  5. Directions being issued requiring specific action to be taken straightaway


Major shortfall (a non-critical shortfall)

  1. A shortfall in the carrying out of licensable activities which poses an indirect risk to the safety of a donor or a recipient or
  2. A shortfall in the establishment’s quality and safety procedures which poses an indirect risk to the safety of a donor or a recipient; or
  3. A shortfall which indicates a major deviation from the Human Tissue (Quality and Safety for Human Application) Regulations 2007 or the HTA Directions; or
  4. A shortfall which indicates a failure to carry out satisfactory procedures for the release of tissues and cells or a failure on the part of the designated individual to fulfil his or her legal duties; or
  5. A combination of several ‘minor’ shortfalls, none of which is major on its own, but which, viewed cumulatively, could constitute a major shortfall by adversely affecting the quality and safety of the tissues and cells.

In response to a major shortfall, an establishment is expected to implement corrective and preventative actions within 1-2 months of the issue of the final inspection report. Major shortfalls pose a higher level of risk and therefore a shorter deadline is given, compared to minor shortfalls, to ensure the level of risk is reduced in an appropriate timeframe.

Minor shortfall

A shortfall which cannot be classified as either critical or major and, which can be addressed by further development by the establishment.

This category of shortfall requires the development of a corrective action plan, the results of which will usually be assessed by the HTA either by desk based review or at the time of the next inspection.

In response to a minor shortfall, an establishment is expected to implement corrective and preventative actions within 3-4 months of the issue of the final inspection report.

Follow up actions

A template corrective and preventative action plan will be sent as a separate Word document with both the draft and final inspection report. You must complete this template and return it to the HTA within 14 days of the issue of the final report.

Based on the level of the shortfall, the HTA will consider the most suitable type of follow-up of the completion of the corrective and preventative action plan. This may include a combination of

  1. a follow-up site-visit inspection
  2. a request for information that shows completion of actions
  3. monitoring of the action plan completion
  4. follow up at next desk-based or site-visit inspection.

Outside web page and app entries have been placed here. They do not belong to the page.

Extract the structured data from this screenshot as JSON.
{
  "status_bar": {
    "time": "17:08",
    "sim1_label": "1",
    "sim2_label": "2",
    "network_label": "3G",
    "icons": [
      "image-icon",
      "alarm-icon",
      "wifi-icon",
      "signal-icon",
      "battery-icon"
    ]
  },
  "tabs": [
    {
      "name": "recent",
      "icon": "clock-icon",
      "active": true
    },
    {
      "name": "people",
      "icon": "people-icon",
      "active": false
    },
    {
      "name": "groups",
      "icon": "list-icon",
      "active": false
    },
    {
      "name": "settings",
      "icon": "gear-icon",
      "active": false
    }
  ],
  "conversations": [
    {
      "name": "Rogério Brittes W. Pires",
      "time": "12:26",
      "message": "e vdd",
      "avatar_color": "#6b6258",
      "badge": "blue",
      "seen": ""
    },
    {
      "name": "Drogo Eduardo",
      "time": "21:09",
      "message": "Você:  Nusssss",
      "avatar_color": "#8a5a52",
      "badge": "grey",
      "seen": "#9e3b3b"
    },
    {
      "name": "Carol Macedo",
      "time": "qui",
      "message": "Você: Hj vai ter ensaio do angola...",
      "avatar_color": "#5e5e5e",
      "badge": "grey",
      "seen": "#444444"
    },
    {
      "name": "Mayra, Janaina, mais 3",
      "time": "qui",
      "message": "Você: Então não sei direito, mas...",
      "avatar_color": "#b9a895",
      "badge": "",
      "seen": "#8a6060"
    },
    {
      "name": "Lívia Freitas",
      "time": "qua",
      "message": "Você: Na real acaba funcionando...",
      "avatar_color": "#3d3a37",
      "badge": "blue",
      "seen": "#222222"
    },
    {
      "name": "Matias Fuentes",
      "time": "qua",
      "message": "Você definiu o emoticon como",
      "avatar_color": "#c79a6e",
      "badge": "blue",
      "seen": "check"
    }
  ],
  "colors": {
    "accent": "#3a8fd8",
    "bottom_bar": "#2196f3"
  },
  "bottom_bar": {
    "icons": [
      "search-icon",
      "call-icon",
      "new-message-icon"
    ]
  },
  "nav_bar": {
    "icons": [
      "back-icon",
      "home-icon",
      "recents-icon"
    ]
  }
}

After an assessment of your proposed action plan you will be notified of the follow-up approach the HTA will take.

 

Audience: